People told us they were able to access health and social care professionals as needed. Records confirmed there was regular contact and input from relevant health and social care professionals. This included the local GP’s and community services including Opticians and practice nurses.

Staff treated people with respect and dignity. People were cared for by kind and polite staff. Staff knew people well and were able to describe detailed information about people their interests and preferences. There was a variety of activity and opportunity for interaction taking place inside and outside of the home. Links with family members was given a high priority and staff worked hard to support people in maintaining these.

People were given information on how to make a complaint and were encouraged to share their views. There was a system to deal with any complaint. Further feedback from people was gained through annual surveys, and regular daily contact with staff and the provider.

There were quality assurance systems in place to audit the home. This included regular audits on health and safety, infection control and medicines within the home. The culture in the home was open with the provider was readily available and willing to listen to anyone.

We found a breach of the Health and Social care Act 2008 (Regulated Activities) Regulation 2010

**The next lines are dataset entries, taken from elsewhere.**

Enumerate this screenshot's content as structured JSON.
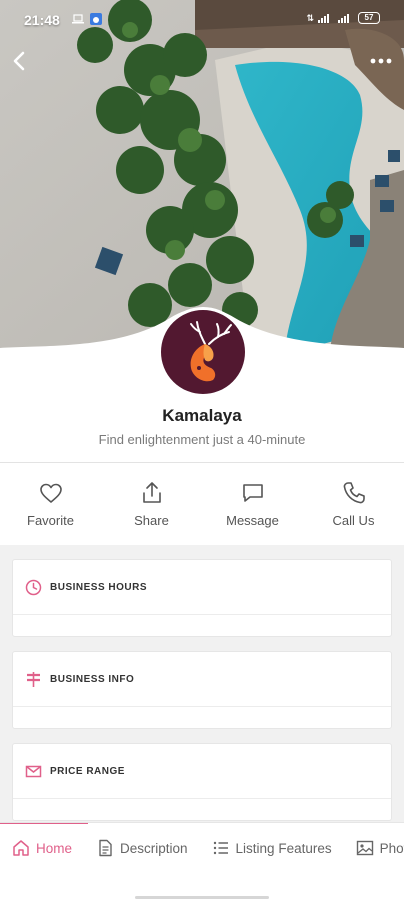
{
  "status_bar": {
    "time": "21:48",
    "battery": "57"
  },
  "profile": {
    "name": "Kamalaya",
    "tagline": "Find enlightenment just a 40-minute"
  },
  "actions": [
    {
      "label": "Favorite",
      "icon": "heart-icon"
    },
    {
      "label": "Share",
      "icon": "share-icon"
    },
    {
      "label": "Message",
      "icon": "message-icon"
    },
    {
      "label": "Call Us",
      "icon": "phone-icon"
    }
  ],
  "sections": [
    {
      "label": "BUSINESS HOURS",
      "icon": "clock-icon"
    },
    {
      "label": "BUSINESS INFO",
      "icon": "signpost-icon"
    },
    {
      "label": "PRICE RANGE",
      "icon": "envelope-icon"
    }
  ],
  "tabs": [
    {
      "label": "Home",
      "icon": "home-icon",
      "active": true
    },
    {
      "label": "Description",
      "icon": "document-icon"
    },
    {
      "label": "Listing Features",
      "icon": "list-icon"
    },
    {
      "label": "Photos",
      "icon": "image-icon"
    }
  ],
  "colors": {
    "accent": "#e0608a",
    "avatar_bg": "#521830",
    "logo_orange": "#f0702a"
  }
}
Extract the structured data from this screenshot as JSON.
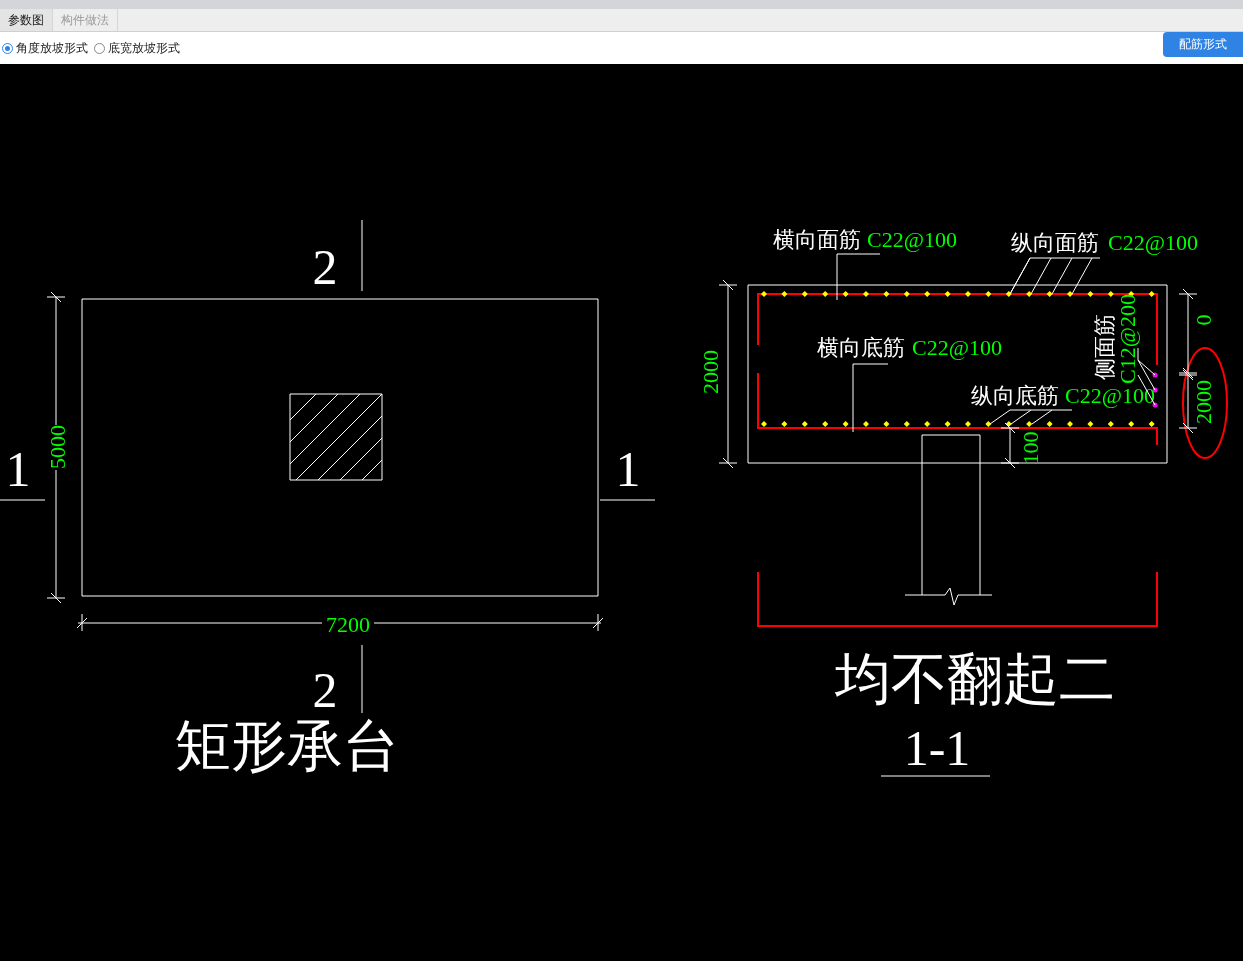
{
  "tabs": [
    {
      "label": "参数图",
      "selected": true
    },
    {
      "label": "构件做法",
      "selected": false
    }
  ],
  "options": [
    {
      "label": "角度放坡形式",
      "selected": true
    },
    {
      "label": "底宽放坡形式",
      "selected": false
    }
  ],
  "action_button": "配筋形式",
  "plan": {
    "section_marks": [
      "2",
      "2",
      "1",
      "1"
    ],
    "width_dim": "7200",
    "height_dim": "5000",
    "title": "矩形承台"
  },
  "section": {
    "rebar_labels": [
      {
        "name": "横向面筋",
        "spec": "C22@100"
      },
      {
        "name": "纵向面筋",
        "spec": "C22@100"
      },
      {
        "name": "横向底筋",
        "spec": "C22@100"
      },
      {
        "name": "纵向底筋",
        "spec": "C22@100"
      },
      {
        "name": "侧面筋",
        "spec": "C12@200"
      }
    ],
    "dims": [
      "2000",
      "0",
      "2000",
      "100"
    ],
    "title": "均不翻起二",
    "section_name": "1-1"
  }
}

You can see what action we told the provider to take at the back of the full version of the report.

Inspection carried out on 29 November 2013

During a routine inspection

People who were able to speak with us liked living at Summer Wood. One told us, "I am very happy here." Another said, "The staff are all lovely, X is like a mum to me."

We examined all the care plans and observed staff interaction with people and found that people expressed their views and were involved in making decisions about their care and treatment.

We looked at medication at the home and found that there were robust systems in place to ensure the safe acquisition, storage, administration and disposal of medication.

Staff we spoke with told us they felt very supported in their roles and enjoyed working at the home. One said," The best thing is the friendly atmosphere. It's not like being at work." Another said, "We laugh a lot. There is a lovely group dynamic."

We examined quality assurance records and systems and found the provider had an effective system to regularly assess and monitor the quality of service that people receive.

Inspection carried out on 27 March 2013

During a routine inspection

There were four people living at the home at the time of the inspection. During our visit we spoke with two people who were using the service and two members of staff. The other two people that used the service were attending college and work experience at a local animal sanctuary.

People were given information in a range of formats to assist them in understanding the choices available to them about how they wished to spend their time

People living at the home said they liked the home and felt safe. We made observations throughout the visit and saw people being offered choices as to how they wanted tospend their day. One person told us how they had moved to the service from hospital and had been able to choose how their room was decorated. Rooms we looked at were personalised and contained individual's personal belongings.

We saw people being addressed in a respectful manner. We looked at people's individual support plans and observed that these were discussed with people who used the service and that these discussions were recorded.

We saw that regular audits of the service were completed by the provider ensuring that people who used the service benefit from a service that monitors the quality of care that people received.

Staff told us that they had received training in protecting adults from abuse and that they felt that they were supported and trained to carry out their roles and meet the needs of people who used the service

Inspection carried out on 13 March 2012

During a routine inspection

People expressed that they were happy and safe within the service. They were comfortable in the environment and accessed amenities in the local community such as the local shops.

People told us that they liked living at the service and that they “Get on well with all the staff”.

Reports under our old system of regulation (including those from before CQC was created)